AGPS : alkylglycerone phosphate synthase

Understanding the AGPS Gene


The AGPS gene (alkylglycerone phosphate synthase) holds crucial instructions for producing the enzyme alkylglycerone phosphate synthase. This enzyme resides in cellular structures known as peroxisomes, which are organelle compartments containing enzymes essential for breaking down diverse substances. Peroxisomes also play a significant role in the production of lipids, vital for digestion and nervous system function.

Within peroxisomes, alkylglycerone phosphate synthase catalyzes a pivotal step in the synthesis of plasmalogens, lipid molecules prevalent in cell membranes throughout the body. These molecules are particularly abundant in myelin, the protective sheath encasing nerve cells. Despite their abundance, the precise functions of plasmalogens remain somewhat elusive. Scientists speculate that they may shield cells from oxidative stress, a condition arising from excessive accumulation of free radicals, which can damage or even destroy cells. Plasmalogens are also thought to influence lipid-protein interactions, chemical signaling within cells, and the fusion of cell membranes.

Associated Diseases
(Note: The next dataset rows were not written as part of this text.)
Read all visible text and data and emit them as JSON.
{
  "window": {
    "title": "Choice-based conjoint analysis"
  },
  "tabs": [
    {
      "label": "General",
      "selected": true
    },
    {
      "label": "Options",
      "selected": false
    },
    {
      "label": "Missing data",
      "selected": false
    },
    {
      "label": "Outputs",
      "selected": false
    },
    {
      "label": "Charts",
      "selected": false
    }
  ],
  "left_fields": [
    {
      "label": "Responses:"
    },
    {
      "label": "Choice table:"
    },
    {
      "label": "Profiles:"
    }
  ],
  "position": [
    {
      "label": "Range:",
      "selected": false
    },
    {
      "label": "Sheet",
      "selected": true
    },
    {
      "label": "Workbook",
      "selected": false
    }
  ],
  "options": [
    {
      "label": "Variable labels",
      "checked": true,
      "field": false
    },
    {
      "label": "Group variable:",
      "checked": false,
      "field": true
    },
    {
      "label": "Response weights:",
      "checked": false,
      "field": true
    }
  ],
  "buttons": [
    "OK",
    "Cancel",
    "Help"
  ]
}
Mutations in the AGPS gene have been linked to a rare neurological disorder known as neuropathic cutis laxa with ichthyosis and palmoplantar keratoderma (NEDNIK). This condition is characterized by loose, wrinkled skin, dry and scaly skin on the palms and soles, and various neurological deficits.

Did you Know ?

Plasmalogens are highly concentrated in brain tissue, accounting for approximately 18-20% of total brain lipids. This abundance suggests their essential role in brain function and overall neurological health.

Disclaimer: The information provided here is not exhaustive by any means. Always consult your doctor or other qualified healthcare provider with any questions you may have regarding a medical condition, procedure, or treatment, whether it is a prescription medication, over-the-counter drug, vitamin, supplement, or herbal alternative.